Croatian Soccer Official Apologizes for Anti-Gay Remark
The president of the Croatian Football Federation issued an apology for having told a newspaper that he would "certainly" not permit a gay player on the Croatian national team.
Vlatko Markovic made his remark in the course of an interview published Nov. 7 in Croatian newspaper Vecernji List. A few days later, on Nov. 10, Markovic tendered his apologies, in the wake of an outcry that included the threat of legal action from two GLBT equality groups, a Nov. 10 Associated Press article said.
In addition to telling the newspaper that he would not allow a gay player onto the national team, Markovic went on to suggest that homosexuality is a pathological condition. When asked whether he knew of any gay professional soccer players, Markovic replied, "No. Fortunately, only healthy people play football."
GLBT advocacy organizations Kontra and Iskorak said that they intended to file complaints with Union of European Football Associations (UEFA) about the remarks. The groups also claimed that the comments were "discriminatory" and in violation of the law. A complaint to UEFA could result in a fine or suspension for Markovic, according to media reports.
Such penalties for soccer officials espousing anti-gay sentiment have been handed down before, the AP article said. In 2007, Otto Baric was hit with a fine by UEFA for an anti-gay comment he made in a 2004 interview. Baric, who was at the time the coach for the Croatian team, declared, "there is no place for homosexuals in my team. Homosexuality is not good."
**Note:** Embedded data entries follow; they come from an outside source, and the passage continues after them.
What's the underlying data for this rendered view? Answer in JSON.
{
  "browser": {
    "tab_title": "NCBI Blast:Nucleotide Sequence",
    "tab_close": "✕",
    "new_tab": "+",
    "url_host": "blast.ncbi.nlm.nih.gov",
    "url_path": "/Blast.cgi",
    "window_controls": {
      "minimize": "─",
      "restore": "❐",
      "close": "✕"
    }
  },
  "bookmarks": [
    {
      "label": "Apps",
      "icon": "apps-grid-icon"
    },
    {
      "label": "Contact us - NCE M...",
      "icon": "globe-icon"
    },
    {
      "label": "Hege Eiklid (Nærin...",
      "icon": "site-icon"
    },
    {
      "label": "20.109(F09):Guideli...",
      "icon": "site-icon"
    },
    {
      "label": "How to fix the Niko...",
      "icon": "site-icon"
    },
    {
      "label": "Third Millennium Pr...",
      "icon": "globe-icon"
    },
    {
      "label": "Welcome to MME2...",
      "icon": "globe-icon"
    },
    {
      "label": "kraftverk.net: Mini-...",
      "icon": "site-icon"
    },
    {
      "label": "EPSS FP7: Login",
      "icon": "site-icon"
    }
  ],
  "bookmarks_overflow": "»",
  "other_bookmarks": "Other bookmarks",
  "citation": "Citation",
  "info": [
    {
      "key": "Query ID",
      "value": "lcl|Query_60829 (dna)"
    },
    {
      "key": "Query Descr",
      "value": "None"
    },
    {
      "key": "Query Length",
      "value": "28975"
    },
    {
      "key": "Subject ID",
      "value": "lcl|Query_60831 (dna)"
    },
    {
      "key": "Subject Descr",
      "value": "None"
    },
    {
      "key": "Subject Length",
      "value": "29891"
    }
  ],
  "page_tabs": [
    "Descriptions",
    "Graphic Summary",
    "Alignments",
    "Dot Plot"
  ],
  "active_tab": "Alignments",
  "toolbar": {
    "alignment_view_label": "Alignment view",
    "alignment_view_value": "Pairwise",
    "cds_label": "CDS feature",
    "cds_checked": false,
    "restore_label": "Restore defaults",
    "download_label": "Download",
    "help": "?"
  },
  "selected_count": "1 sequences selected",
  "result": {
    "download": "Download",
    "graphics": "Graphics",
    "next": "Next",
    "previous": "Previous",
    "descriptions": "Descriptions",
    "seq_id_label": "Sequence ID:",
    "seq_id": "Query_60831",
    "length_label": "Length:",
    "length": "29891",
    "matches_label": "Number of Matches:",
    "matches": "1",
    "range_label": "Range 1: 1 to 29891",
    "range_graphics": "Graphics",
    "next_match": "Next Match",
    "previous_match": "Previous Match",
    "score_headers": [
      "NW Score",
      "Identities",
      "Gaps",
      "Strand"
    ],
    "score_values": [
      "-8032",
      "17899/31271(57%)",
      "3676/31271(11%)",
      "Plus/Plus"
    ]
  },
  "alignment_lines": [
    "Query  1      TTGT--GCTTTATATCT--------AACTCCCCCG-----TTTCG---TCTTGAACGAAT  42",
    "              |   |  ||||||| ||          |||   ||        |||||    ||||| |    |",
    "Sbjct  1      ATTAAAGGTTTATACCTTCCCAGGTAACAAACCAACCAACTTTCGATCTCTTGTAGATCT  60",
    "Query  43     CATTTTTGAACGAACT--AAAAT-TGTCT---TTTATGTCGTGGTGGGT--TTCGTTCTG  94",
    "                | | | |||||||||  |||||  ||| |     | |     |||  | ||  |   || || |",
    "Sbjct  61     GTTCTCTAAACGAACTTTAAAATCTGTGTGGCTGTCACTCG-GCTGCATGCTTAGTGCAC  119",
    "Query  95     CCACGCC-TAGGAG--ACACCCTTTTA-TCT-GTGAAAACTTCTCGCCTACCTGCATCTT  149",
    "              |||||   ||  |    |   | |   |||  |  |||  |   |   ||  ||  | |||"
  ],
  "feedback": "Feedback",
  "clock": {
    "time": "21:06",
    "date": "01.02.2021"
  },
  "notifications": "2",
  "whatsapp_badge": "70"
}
Markovic said in a statement that appeared on the website for the soccer federation that his earlier comments had been "clumsy," and said, "It was not my intention whatsoever to insult or hurt anyone." Added the official, "I have nothing against members of any minority, least of all against those of same-sex orientation," Markovic said in a statement on the Croatia soccer federation’s website. "Once again, I apologize to all those who were hurt."
The world of sports has shown glimmers of shedding what some say is institutionalized homophobia, but challenges remain. Earlier this year, a public service video against homophobia lost the participation of star athletes, and the launch of the completed video was delayed by the U.K.’s soccer authority, the Football Association. British GLBT equality advocate Peter Tatchell, excoriated the decision in a press release last February, declaring, "While the FA and other national football associations have long challenged racism, the video is the first high-profile attempt to give homophobia the red card. A world first for football, its [timely release] would have given the FA huge prestige; stamping its mark as a trail-blazing organization that is leading the world in making football welcoming and safe for gay players, fans and officials."
The ad showed a man behaving in every-day life the way that soccer fans sometimes conduct themselves at matches, with a man hurling homophobic slurs at a newspaper vendor, a man on the subway, and office colleagues, calling them "queer scum," "ass bandit," and "faggot," among other epithets. The ad asked why behavior that is plainly not acceptable on the street or in a professional environment should be tolerated in the stands.
"I suspect the real reason for the deferment is that when top FA officials saw the video they felt uneasy over its visceral homophobic language, even though this abuse is intended to expose and shame bigots," Tatchell said in the release. "They lacked the confidence to defend the video they commissioned, in the same way they have often failed to robustly condemn homophobia on the pitch."
Even in the breach, the video sparked debate about anti-gay slurs and homophobic attitudes among soccer fans and among the athletes themselves. SoccerAmericaDaily reported in a Feb. 12 article that U.K. newspaper The Guardian carried an op-ed by Patrick Barkham declaring that, "While English football’s administrators dither, homophobia endures in the modern game. The stadiums may be plusher than ever but they still reverberate to offensive anti-gay chants, and homophobic ’banter’ is widespread in dressing rooms."
SoccerAmericaDaily noted that there are an estimated 4,000 pro soccer players currently active in England and Wales, but that none of them have come out of the closet. But the only gay soccer pros that have publicly disclosed their sexuality have done so after retiring from the game--a trend that reflects how American athletes, whether in football, baseball, or basketball, approach the issue.
One exception is Cardiff Blues rugby player Gareth Thomas, who came out as gay late last year, setting off a media frenzy. In the midst of the shockwaves that Thomas’ coming out generated, British publicist Max Clifford said that U.K. sports has plenty of homosexuals on the pitch, but that fans are still not ready to accept that pro athletes can also be gay. Clifford said that he had advised two gay athletes to stay in the closet because coming out would be harmful to their careers.
Clifford’s view would seem to be the received wisdom: the delayed video ended up following an everyman, but was initially meant to feature pro soccer stars stepping up to the camera to denounced homophobia. The problem was that none of the athletes wanted to be involved with a "gay video," and so the project was re-imagined, according to a Feb. 12 ESPN article.